The trillion-dollar market for digital advertisements now endures more turmoil than at any point in history. Old business models that treat people as products, depend on ubiquitous access to data at no cost, and assume that big, unstructured, data trumps authenticated and permissioned data now produce increasingly poor results for brands.

Additionally, global regulations like the GDPR now force all of the players in the industry to either rethink how they gather, store, and process personal information or face extreme, and in some cases, existential liabilities (see yesterday’s action against Acxiom and Oracle). These new rules will force fundamental changes to how data brokers approach online advertising.

The flux creates an inflection point in the market in which investors now pull investments from the stale approaches of the past and focus investment on new approaches that meet regulatory standards and reengage with the people who actually produce the data (see Forrester’s market assessment). To that end, Terry Kawaja, founder of LUMA Partners, predicts that investments will be increasingly focused on solutions that “digitize formerly analog media channels.”

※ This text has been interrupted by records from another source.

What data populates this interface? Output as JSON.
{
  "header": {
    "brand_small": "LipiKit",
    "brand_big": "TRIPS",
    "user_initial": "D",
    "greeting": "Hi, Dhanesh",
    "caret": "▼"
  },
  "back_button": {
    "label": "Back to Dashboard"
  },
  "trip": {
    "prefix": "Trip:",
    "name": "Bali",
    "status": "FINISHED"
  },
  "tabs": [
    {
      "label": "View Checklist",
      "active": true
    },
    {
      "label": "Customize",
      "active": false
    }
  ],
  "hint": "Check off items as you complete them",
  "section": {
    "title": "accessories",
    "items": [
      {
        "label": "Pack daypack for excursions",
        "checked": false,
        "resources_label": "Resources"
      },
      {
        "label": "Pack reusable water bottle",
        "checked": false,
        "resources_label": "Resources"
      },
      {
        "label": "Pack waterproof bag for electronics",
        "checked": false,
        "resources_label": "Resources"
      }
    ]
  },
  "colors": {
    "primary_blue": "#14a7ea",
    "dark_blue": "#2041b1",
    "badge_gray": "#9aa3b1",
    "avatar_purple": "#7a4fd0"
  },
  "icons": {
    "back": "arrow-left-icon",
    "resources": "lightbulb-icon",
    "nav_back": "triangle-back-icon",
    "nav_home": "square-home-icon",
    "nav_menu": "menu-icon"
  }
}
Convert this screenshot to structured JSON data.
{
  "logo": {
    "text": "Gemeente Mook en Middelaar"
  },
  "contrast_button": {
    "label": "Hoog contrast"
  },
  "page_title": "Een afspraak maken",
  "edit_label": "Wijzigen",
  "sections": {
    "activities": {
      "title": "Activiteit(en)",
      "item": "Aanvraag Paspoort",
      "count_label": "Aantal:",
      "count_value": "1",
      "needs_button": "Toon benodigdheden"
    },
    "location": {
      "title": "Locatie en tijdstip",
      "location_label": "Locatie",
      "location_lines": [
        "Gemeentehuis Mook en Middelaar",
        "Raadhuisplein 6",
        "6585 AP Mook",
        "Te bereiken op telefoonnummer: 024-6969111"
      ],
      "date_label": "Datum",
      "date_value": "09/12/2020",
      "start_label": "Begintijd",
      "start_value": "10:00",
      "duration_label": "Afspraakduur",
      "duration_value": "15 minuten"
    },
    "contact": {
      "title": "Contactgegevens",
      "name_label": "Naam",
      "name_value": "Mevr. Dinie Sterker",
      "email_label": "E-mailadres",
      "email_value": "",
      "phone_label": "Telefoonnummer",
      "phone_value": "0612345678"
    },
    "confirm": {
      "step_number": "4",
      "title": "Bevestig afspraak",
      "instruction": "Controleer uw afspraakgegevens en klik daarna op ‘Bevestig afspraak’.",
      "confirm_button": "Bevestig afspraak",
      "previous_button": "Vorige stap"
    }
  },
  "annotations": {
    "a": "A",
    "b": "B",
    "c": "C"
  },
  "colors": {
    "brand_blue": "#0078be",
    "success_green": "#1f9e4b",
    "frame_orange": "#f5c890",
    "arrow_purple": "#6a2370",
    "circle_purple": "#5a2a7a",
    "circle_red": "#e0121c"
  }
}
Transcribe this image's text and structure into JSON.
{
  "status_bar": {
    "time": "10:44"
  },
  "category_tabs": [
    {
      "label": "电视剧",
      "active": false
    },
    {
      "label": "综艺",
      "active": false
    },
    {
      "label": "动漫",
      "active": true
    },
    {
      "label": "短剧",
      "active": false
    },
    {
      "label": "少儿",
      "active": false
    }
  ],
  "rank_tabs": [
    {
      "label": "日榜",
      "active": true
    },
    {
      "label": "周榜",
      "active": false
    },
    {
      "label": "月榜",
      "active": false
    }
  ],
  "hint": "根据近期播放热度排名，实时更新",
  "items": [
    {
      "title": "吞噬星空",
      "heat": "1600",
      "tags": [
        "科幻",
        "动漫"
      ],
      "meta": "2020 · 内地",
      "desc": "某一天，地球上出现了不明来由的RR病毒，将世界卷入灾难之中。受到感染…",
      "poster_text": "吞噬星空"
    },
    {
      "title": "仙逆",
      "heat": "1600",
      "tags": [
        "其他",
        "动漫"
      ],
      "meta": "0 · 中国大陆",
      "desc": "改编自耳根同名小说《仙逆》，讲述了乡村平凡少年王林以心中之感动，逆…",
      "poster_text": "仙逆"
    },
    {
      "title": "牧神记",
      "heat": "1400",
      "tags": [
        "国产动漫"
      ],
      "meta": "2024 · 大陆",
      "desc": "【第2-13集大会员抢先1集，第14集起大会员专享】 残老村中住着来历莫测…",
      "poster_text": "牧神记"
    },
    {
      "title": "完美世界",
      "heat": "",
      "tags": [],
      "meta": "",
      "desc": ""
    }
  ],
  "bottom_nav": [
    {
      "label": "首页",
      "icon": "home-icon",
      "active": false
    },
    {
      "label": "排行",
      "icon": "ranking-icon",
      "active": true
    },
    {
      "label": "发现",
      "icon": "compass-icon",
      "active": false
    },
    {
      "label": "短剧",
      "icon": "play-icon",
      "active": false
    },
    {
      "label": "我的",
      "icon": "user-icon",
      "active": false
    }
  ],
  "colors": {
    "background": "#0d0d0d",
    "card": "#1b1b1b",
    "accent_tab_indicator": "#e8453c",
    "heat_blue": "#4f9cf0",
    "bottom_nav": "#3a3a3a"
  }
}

DataLucent builds and enables a “people first” data platform. Currently, when building audiences and panels for brands, the industry begins with the data and assumes that, by gathering enough of it, they will be able to discern real people from this vast statistical wilderness. Brands distrust this approach and major advertisers like Proctor & Gamble have pulled billions of dollars in ad-spend.

In contrast, DataLucent begins with individuals who opt-in to its platform when they express a genuine interest in a brand. This simple shift unleashes a cascade of benefits for both the individual who shares their data and the advertisers who market to them. The new environment yields authentic, regulatory sound, and deeply insightful data flows that other companies cannot deliver.